Until now, rapid HIV testing required pricking a person's finger to test a spot of blood.
With the new alternative from OraSure Technologies Inc., health workers simply wipe a treated cotton swab along the gums, picking up not saliva but cells lining the mouth.
Just as they do with OraSure's rapid blood test, workers then put the swab into a sticklike testing device. Infection is signaled by the presence of reddish-purple lines that appear in a window on the dipstick-like device.
About one-fourth of the 850,000 to 950,000 Americans living with HIV don't know it, according to the Centers for Disease Control and Prevention.
The rapid blood test was hailed when it won approval in November 2002 as a way to dramatically increase the number of people who know they are infected. Until then, routine HIV tests took up to two weeks to provide results, and 8,000 people a year who tested positive at public clinics never returned to get the news.
The rapid oral test may further expand efforts to get more high-risk people tested — because some people shun blood tests and because needle-free testing is safer for health workers, too.
"This oral test provides another important option for people who might be afraid of a blood test," Health and Human Services Secretary Tommy Thompson said in announcing the Food and Drug Administration's approval on Friday. "It will improve care for these people, and improve the public health as well."
Thompson said rapid oral testing also could help international efforts to fight HIV in Africa, which is particularly hard-hit by the epidemic.
Such testing is crucial not just so patients can seek HIV treatment, but because people who know they're infected usually take steps to prevent transmission to their sexual partners, added CDC's Dr. Dixie Snider.
Just like the rapid blood test, the rapid oral test is more than 99 percent accurate, the FDA said. But people who test positive will need an additional laboratory-run test to confirm HIV infection.
Both tests are called OraQuick.
The new oral test is "physically the same device" as the rapid blood test, but "much simpler to use," said OraSure chief executive Mike Gausling.
Thus, it will sell for the same price, about $8 per test for public health officials and $8 to $20 for other organizations, depending on the number ordered.
The CDC is expected to be a prime purchaser; the agency already has bought half a million of OraSure's OraQuick rapid blood tests in the past year.
About 40,000 Americans a year are believed to become infected with HIV, a rate that has held constant for years. Worse, there are disturbing signs that efforts to fight the epidemic are waning, such as recent increases in new HIV cases among gay men.
So last April, the— including a strong emphasis on using rapid tests to screen for HIV in homeless shelters, drug treatment centers, jails and other non-medical settings.
Hospitals also are prime users of rapid HIV tests, using them mostly to tell if health workers were exposed to HIV-infected blood and thus need HIV-blocking medicine.
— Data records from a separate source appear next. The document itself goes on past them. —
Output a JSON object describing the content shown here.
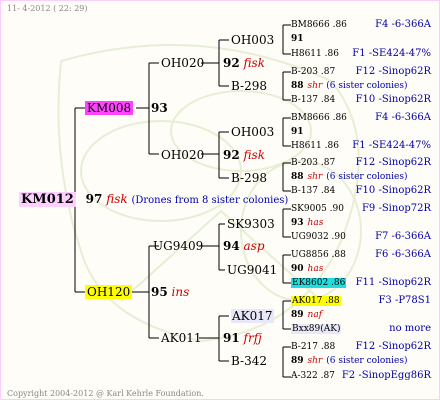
{
  "header": "11-  4-2012 ( 22: 29)",
  "footer": "Copyright 2004-2012 @ Karl Kehrle Foundation.",
  "root": {
    "name": "KM012",
    "num": "97",
    "tag": "fisk",
    "note": "(Drones from 8 sister colonies)"
  },
  "parents": {
    "dam": {
      "name": "KM008",
      "num": "93"
    },
    "sire": {
      "name": "OH120",
      "num": "95",
      "tag": "ins"
    }
  },
  "grand": {
    "g1": {
      "name": "OH020"
    },
    "g2": {
      "name": "OH020"
    },
    "g3": {
      "name": "UG9409",
      "num": "94",
      "tag": "asp"
    },
    "g4": {
      "name": "AK011",
      "num": "91",
      "tag": "frfj"
    }
  },
  "level3": {
    "a1": "OH003",
    "a2": "B-298",
    "b1": "OH003",
    "b2": "B-298",
    "c1": "SK9303",
    "c2": "UG9041",
    "d1": "AK017",
    "d2": "B-342"
  },
  "mid": {
    "m1": {
      "num": "92",
      "tag": "fisk"
    },
    "m2": {
      "num": "92",
      "tag": "fisk"
    },
    "m3": {
      "num": "94",
      "tag": "asp"
    },
    "m4": {
      "num": "91",
      "tag": "frfj"
    }
  },
  "right": [
    {
      "left": "BM8666 .86",
      "right": "F4 -6-366A"
    },
    {
      "left": "91",
      "right": ""
    },
    {
      "left": "H8611 .86",
      "right": "F1 -SE424-47%"
    },
    {
      "left": "B-203 .87",
      "right": "F12 -Sinop62R"
    },
    {
      "left": "88",
      "tag": "shr",
      "note": "(6 sister colonies)",
      "right": ""
    },
    {
      "left": "B-137 .84",
      "right": "F10 -Sinop62R"
    },
    {
      "left": "BM8666 .86",
      "right": "F4 -6-366A"
    },
    {
      "left": "91",
      "right": ""
    },
    {
      "left": "H8611 .86",
      "right": "F1 -SE424-47%"
    },
    {
      "left": "B-203 .87",
      "right": "F12 -Sinop62R"
    },
    {
      "left": "88",
      "tag": "shr",
      "note": "(6 sister colonies)",
      "right": ""
    },
    {
      "left": "B-137 .84",
      "right": "F10 -Sinop62R"
    },
    {
      "left": "SK9005 .90",
      "right": "F9 -Sinop72R"
    },
    {
      "left": "93",
      "tag": "has",
      "right": ""
    },
    {
      "left": "UG9032 .90",
      "right": "F7 -6-366A"
    },
    {
      "left": "UG8856 .88",
      "right": "F6 -6-366A"
    },
    {
      "left": "90",
      "tag": "has",
      "right": ""
    },
    {
      "left": "EK8602 .86",
      "right": "F11 -Sinop62R"
    },
    {
      "left": "AK017 .88",
      "right": "F3 -P78S1"
    },
    {
      "left": "89",
      "tag": "naf",
      "right": ""
    },
    {
      "left": "Bxx89(AK)",
      "right": "no more"
    },
    {
      "left": "B-217 .88",
      "right": "F12 -Sinop62R"
    },
    {
      "left": "89",
      "tag": "shr",
      "note": "(6 sister colonies)",
      "right": ""
    },
    {
      "left": "A-322 .87",
      "right": "F2 -SinopEgg86R"
    }
  ],
  "colors": {
    "pink": "#ff44ff",
    "yellow": "#ffff00",
    "cyan": "#22dddd",
    "red": "#cc0000",
    "blue": "#0000aa"
  }
}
Hospitals also rapid-test women in labor who weren't checked for HIV earlier in pregnancy, so newborns of infected mothers can get anti-HIV drugs in hopes of keeping them virus-free.
Oral HIV testing already is popular with health workers — OraSure has long sold a version that required a laboratory to give results. In about five years, oral testing took over about 30 percent of the traditional HIV testing market, Gausling said.
But it will take OraSure a few more months to be able to sell the rapid version of the oral test outside of hospitals and large health clinics. A law restricts who can use certain types of medical tests, and it will take a waiver of that law to allow the oral test to be sold in the same non-medical settings — like mobile testing vans and homeless shelters — that rapid blood tests already are.
By Lauran Neergaard